A Datafolha poll reveals that approval rates for President Jair Bolsonaro’s performance during the pandemic is low among Brazilians who are receiving emergency aid. According to people interviewed who have requested and received at least one installment of the aid, 49% rated the president’s actions during the COVID-19 crisis as bad or awful. Among the people who have not requested the financial aid, 51% think similarly. Among the group of people who have received the aid, 26% believe the Bolsonaro administration is great or good, while 24% think it is average. To get a better idea of how little the aid has impacted the perception of voters, these numbers are very similar among people who have not requested the aid: 27% believe the administration is great or good and 22% believe it is average. The emergency aid – paid in three R$ 600 (USD $111.75) installments – began in April, given to informal workers, small business owners, self-employed people and people who are unemployed and have been affected by social isolation measures. On Tuesday, the Ministry of Economy announced that it will extend the length of the benefit for another two months, following a request by members of Congress. The administration wants to reduce the amount, but this reduction can be vetoed by the National Congress.

Folha de S.Paulo: Reprovação de Bolsonaro é alta entre quem recebe ajuda
Valor Econômico: Congresso se opõe a fracionamento de parcelas

4. 11.7 million people had a salary reduction or a work contract suspended

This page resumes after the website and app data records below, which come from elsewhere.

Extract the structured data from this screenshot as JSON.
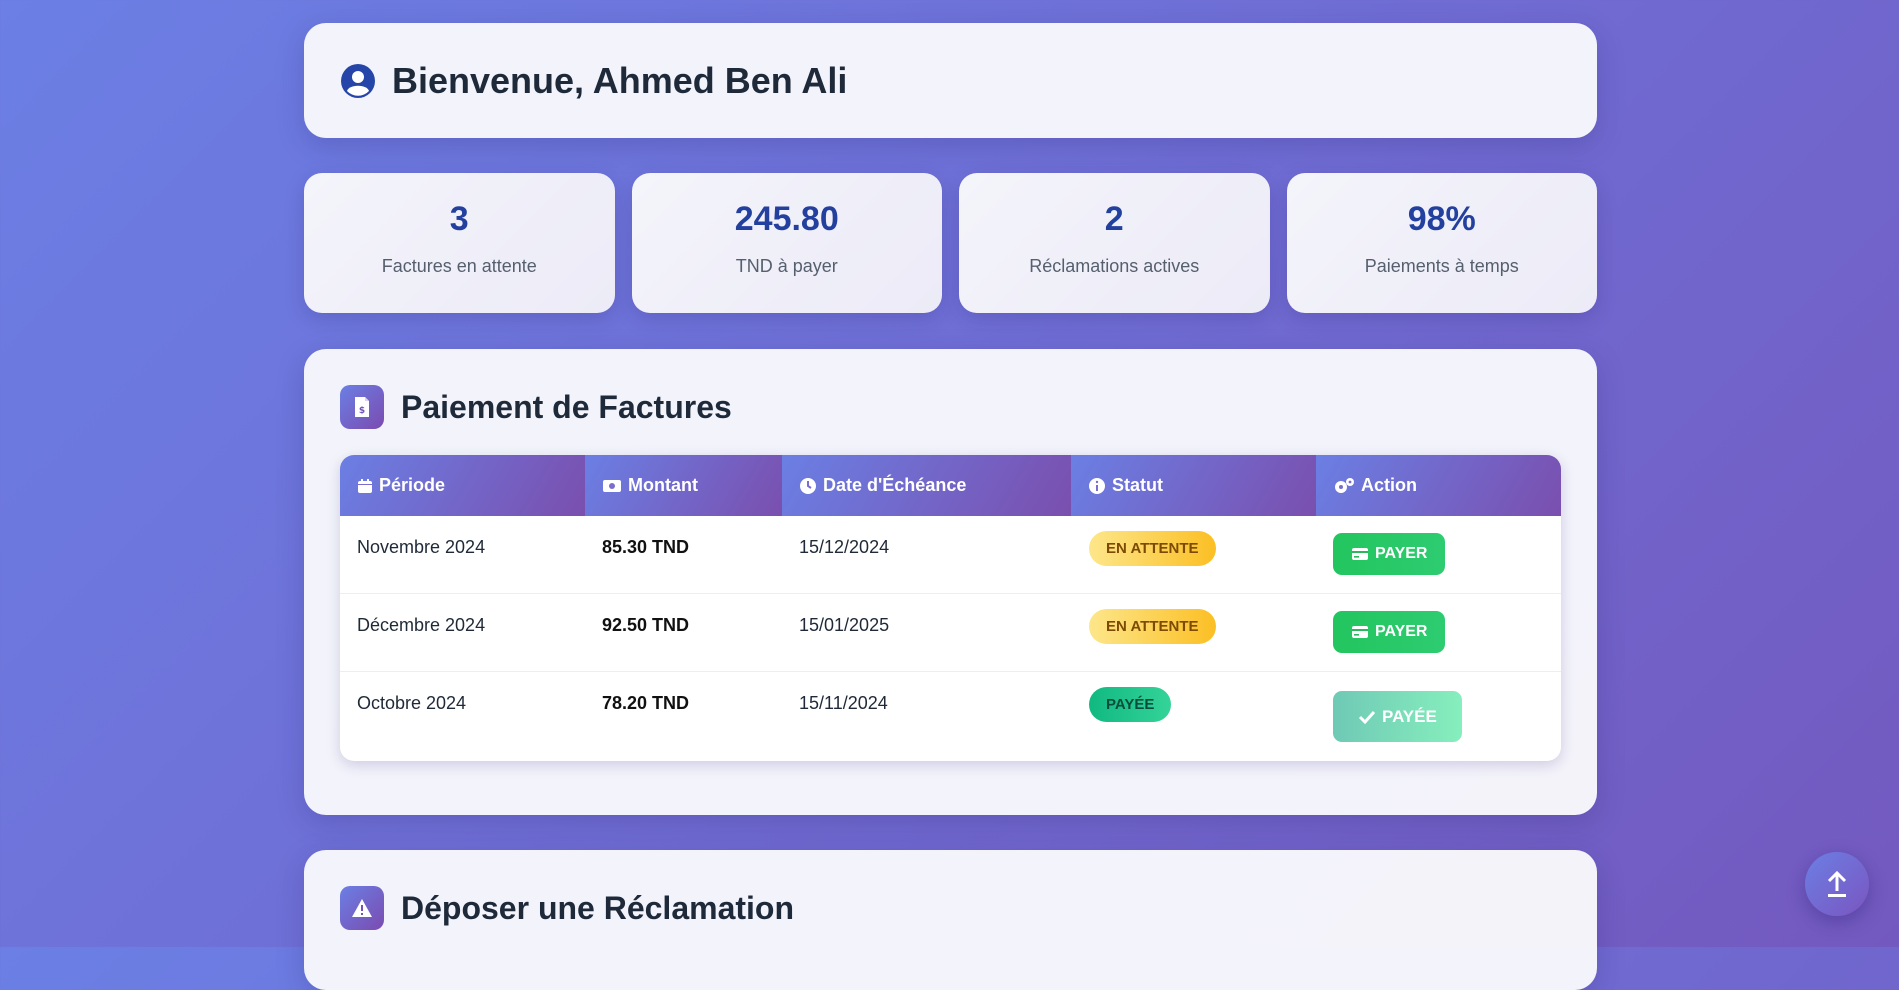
{
  "welcome": {
    "title": "Bienvenue, Ahmed Ben Ali"
  },
  "stats": [
    {
      "value": "3",
      "label": "Factures en attente"
    },
    {
      "value": "245.80",
      "label": "TND à payer"
    },
    {
      "value": "2",
      "label": "Réclamations actives"
    },
    {
      "value": "98%",
      "label": "Paiements à temps"
    }
  ],
  "payments": {
    "title": "Paiement de Factures",
    "columns": [
      "Période",
      "Montant",
      "Date d'Échéance",
      "Statut",
      "Action"
    ],
    "rows": [
      {
        "period": "Novembre 2024",
        "amount": "85.30 TND",
        "due": "15/12/2024",
        "status": "EN ATTENTE",
        "action": "PAYER"
      },
      {
        "period": "Décembre 2024",
        "amount": "92.50 TND",
        "due": "15/01/2025",
        "status": "EN ATTENTE",
        "action": "PAYER"
      },
      {
        "period": "Octobre 2024",
        "amount": "78.20 TND",
        "due": "15/11/2024",
        "status": "PAYÉE",
        "action": "PAYÉE"
      }
    ]
  },
  "complaint": {
    "title": "Déposer une Réclamation"
  },
  "colors": {
    "accent": "#23409e",
    "pending": "#fbbf24",
    "paid": "#10b981",
    "pay_button": "#22c55e"
  },
  "icons": [
    "user-circle-icon",
    "invoice-icon",
    "calendar-icon",
    "money-icon",
    "clock-icon",
    "info-icon",
    "gears-icon",
    "credit-card-icon",
    "check-icon",
    "warning-icon",
    "arrow-up-icon"
  ]
}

Almost 11.7 million Brazilians have had their work hours and salaries reduced or work contracts suspended during the coronavirus pandemic. According to data from the Ministry of Economy gathered through June 26th, there have been 11,698,243 deals made between companies and employees to maintain formal jobs. This represents 36% of formal workers in the Brazilian private sector. The reduction of salaries was the most utilized mechanism during negotiations, which has compounded troubles relating to the country’s job market, which has been greatly impacted by the crisis. According to official data, for the first time in history the number of people who were unemployed from March to May this year in Brazil was higher than the number of people who were employed. Less than half of the working age population (49.5%) – those above 14 years of age – had a paid occupation. In total, 7.8 million people have lost their jobs during the pandemic. According to experts, even with informal job openings and the ease of social distancing restrictions, the expectations for new job opportunities in the next few months are pessimistic.   

O Globo: 11,7 milhões já tiveram redução salarial no país
Valor Econômico: Número de desempregados supera o de empregados

5. Trade balance registers USD $23 billion surplus in the first half of the year

The Brazilian trade balance registered a USD $23 billion surplus in the first half of the year, as a result of the global economic recession. This result, however, is 10.3% lower than what was registered in the previous year and the worst result over the past five years, according to the Ministry of Economy. Exports and imports have dropped in comparison to 2019. Economy Minster Paulo Guedes says the trade balance will be key in easing this year’s drop in Gross Domestic Product. Guedes believes that food exports will drive the economy. In the first half of 2020 the agricultural sector exported nearly USD $26.2 billion, a 23.8% increase in the volume of products sent to other countries. According to the minister, even though there were decreases in sales to large economies, exports to China are steadily increasing. According to the administration, in the first six months of the year there was a 31.6% decrease in exports to the U.S. and a 10.6% drop in exports to the European Union. However, exports to China have increased by 14.9% in the same period. 

Folha de S.Paulo: Balança comercial tem superávit de US$ 23 bilhões